Torah is G–d’s teaching to man. In general terms, we refer to the Five Books of Moses as “The Torah.” But in truth, all Jewish beliefs and laws are part of the Torah.
The horn of a Kosher animal. The Shofar is sounded on the holiday of Rosh Hashanah, and is intended to awaken us to repentance. Also blown to signify the conclusion of the Yom Kippur holiday.
[Hebrew pronunciation: Moshe] Greatest prophet to ever live. Led the Jews out of Egyptian bondage amidst awesome miracles; brought down the Tablets from Mount Sinai; and transmitted to us word-for-word the Torah he heard from G-d's mouth. Died in the year 1272 BCE.
First Jew, and first of our three Patriarchs. Born into a pagan society in Mesepotamia in 1812 BCE, he discovered monethieism on his own. He was told by G-d to journey to the Land of Canaan where he and his wife Sarah would give birth to the Jewish People.
Third of the three Patriarchs and father of the Twelve Tribes. Lived most his life in Canaan and died in Egypt in 1505 BCE. Also known by the name of "Israel."
Second of the three Jewish Patriarchs, son of Abraham and Sarah. Lived in Canaan (Israel); b. 1712 BCE, d. 1532 BCE.

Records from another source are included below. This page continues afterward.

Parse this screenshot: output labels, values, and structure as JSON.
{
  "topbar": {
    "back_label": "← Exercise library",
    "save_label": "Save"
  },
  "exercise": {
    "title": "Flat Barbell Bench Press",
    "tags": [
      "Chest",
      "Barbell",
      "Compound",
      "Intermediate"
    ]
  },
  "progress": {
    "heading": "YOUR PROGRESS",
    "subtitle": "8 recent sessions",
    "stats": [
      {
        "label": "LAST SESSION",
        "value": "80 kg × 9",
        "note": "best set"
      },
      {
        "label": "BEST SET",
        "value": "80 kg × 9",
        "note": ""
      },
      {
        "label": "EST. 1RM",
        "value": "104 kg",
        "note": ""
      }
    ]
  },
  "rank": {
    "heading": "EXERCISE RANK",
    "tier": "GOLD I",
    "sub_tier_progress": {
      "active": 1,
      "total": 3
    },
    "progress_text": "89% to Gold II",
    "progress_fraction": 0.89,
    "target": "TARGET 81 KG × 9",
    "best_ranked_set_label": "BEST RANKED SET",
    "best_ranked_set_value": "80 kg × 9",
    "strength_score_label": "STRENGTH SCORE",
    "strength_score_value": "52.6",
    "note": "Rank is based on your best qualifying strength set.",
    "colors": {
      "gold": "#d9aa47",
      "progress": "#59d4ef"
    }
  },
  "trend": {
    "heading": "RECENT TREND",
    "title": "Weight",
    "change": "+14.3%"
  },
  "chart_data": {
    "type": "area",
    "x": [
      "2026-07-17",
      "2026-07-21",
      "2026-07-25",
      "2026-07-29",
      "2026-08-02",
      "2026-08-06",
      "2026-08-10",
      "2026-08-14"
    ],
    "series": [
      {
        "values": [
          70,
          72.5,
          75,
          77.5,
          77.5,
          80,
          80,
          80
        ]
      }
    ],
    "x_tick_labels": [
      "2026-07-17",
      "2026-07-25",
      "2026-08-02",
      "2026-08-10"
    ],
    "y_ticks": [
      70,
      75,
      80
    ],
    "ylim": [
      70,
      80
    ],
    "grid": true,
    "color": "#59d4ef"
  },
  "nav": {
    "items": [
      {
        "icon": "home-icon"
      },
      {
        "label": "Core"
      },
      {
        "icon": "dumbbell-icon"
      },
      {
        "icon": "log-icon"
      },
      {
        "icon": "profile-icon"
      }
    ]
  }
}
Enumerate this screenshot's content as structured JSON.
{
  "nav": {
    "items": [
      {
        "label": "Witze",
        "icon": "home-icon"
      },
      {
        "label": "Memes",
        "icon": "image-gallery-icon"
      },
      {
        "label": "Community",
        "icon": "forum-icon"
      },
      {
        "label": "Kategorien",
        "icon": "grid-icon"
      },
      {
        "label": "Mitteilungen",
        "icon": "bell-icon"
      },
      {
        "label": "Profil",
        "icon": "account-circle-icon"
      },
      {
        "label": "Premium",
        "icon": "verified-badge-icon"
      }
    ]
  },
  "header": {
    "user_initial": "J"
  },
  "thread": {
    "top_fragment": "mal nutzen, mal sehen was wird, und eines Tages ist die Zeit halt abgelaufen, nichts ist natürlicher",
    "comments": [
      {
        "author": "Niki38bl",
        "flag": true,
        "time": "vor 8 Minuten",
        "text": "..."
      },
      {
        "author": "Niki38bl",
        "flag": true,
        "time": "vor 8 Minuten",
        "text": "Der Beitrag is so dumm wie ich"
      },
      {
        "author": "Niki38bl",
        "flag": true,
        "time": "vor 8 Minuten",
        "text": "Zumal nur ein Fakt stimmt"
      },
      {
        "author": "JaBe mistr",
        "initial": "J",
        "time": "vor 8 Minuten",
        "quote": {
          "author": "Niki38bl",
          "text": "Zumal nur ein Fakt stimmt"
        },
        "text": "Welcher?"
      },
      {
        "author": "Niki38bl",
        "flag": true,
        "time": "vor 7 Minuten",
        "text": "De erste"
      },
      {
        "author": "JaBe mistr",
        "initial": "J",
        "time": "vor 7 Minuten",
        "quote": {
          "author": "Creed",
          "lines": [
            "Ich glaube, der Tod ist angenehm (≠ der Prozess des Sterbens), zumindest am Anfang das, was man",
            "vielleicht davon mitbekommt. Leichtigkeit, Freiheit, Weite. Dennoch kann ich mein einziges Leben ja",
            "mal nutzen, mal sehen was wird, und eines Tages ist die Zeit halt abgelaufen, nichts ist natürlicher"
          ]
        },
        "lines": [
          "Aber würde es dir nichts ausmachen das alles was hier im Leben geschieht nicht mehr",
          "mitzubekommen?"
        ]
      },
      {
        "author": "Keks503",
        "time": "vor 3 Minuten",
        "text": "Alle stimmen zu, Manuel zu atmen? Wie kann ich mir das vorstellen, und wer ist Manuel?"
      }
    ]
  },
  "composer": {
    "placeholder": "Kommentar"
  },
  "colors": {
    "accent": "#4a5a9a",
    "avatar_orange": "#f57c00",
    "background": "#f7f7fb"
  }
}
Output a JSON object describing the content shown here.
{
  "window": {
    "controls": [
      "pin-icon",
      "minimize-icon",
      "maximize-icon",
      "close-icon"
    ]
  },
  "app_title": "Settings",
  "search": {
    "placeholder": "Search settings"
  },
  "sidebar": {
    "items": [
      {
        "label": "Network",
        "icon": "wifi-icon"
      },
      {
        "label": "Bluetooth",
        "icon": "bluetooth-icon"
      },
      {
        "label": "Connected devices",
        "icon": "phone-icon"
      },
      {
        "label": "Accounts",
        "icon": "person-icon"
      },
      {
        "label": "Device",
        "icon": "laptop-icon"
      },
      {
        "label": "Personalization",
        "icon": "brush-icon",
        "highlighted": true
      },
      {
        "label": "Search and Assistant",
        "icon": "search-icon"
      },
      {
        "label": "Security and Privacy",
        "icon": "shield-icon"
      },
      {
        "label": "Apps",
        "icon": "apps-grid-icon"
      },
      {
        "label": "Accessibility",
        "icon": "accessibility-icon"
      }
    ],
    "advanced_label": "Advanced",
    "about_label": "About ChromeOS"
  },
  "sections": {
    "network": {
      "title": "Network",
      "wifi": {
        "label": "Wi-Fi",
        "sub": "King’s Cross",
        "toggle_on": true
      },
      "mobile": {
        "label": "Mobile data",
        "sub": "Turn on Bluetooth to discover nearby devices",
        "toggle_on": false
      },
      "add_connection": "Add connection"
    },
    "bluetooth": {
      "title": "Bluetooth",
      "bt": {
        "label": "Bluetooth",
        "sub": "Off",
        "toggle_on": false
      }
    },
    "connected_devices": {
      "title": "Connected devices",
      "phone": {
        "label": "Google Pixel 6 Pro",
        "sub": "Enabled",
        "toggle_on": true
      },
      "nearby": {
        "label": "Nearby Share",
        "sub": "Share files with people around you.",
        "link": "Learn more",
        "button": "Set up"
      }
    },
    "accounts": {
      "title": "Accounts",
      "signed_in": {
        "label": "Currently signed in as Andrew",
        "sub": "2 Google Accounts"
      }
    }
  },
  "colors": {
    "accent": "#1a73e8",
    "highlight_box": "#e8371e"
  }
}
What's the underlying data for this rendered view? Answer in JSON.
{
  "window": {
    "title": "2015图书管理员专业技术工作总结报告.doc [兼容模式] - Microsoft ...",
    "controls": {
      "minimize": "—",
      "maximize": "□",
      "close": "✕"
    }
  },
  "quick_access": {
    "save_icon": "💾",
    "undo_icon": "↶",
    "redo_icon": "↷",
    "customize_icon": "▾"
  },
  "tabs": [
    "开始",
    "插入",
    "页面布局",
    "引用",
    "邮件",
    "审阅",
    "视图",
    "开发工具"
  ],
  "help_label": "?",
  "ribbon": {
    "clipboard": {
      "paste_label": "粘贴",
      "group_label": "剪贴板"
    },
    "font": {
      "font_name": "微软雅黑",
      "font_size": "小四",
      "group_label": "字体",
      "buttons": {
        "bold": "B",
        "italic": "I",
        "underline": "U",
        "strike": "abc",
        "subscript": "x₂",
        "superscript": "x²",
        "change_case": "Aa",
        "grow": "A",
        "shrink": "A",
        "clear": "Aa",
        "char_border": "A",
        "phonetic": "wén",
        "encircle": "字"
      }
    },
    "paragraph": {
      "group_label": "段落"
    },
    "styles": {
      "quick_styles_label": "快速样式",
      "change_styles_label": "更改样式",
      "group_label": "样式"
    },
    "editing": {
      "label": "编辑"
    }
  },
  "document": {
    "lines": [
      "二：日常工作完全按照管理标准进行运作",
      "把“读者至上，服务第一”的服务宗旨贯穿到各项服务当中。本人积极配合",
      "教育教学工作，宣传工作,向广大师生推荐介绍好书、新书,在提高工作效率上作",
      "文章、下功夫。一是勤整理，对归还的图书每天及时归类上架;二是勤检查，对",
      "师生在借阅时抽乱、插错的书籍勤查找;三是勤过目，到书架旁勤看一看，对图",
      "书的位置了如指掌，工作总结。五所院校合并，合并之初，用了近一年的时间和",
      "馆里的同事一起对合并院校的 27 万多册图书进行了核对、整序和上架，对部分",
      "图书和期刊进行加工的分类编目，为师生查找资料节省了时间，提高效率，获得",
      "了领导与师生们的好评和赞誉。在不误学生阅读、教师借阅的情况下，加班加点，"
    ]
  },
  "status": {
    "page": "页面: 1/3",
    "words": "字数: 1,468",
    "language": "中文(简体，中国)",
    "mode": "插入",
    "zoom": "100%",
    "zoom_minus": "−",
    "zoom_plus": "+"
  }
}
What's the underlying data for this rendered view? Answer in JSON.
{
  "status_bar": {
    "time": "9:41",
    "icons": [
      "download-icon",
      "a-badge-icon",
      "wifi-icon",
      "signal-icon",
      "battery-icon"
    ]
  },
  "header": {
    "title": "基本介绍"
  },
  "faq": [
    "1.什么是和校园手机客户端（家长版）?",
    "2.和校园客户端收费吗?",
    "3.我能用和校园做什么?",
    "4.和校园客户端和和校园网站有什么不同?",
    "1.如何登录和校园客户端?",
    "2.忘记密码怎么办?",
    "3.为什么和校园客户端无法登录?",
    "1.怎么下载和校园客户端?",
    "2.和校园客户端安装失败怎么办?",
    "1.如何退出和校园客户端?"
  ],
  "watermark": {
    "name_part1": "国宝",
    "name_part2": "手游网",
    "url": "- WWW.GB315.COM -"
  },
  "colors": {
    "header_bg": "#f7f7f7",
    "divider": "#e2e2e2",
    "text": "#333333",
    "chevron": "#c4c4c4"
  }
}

Established by King David to be the eternal capital of Israel. Both Temples were built there, and the third Temple will be situated there when the Messiah comes.
Moses' father-in-law.
Mobile sanctuary which traveled with the Jews in the desert, containing the Ark with the Tablets, and the sacrificial altars. When the Jews entered Israel, it was erected in the city of Shiloh where it remained for more than 300 years. It was buried when the permanent Holy Temple was erected in Jerusalem.
1. Usually a reference to the Holy Temple which was/will be situated in Jerusalem. 1st Temple was built in 825 BCE and was destroyed in 423 BCE. The 2nd Temple was built in 350 BCE and was destroyed in 70 CE. The 3rd Temple will be built by the Messiah. 2. A synagogue.
The tithe given to the priest (descendant of Aaron) from certain crops. The tithe was approximately 2% of the harvest.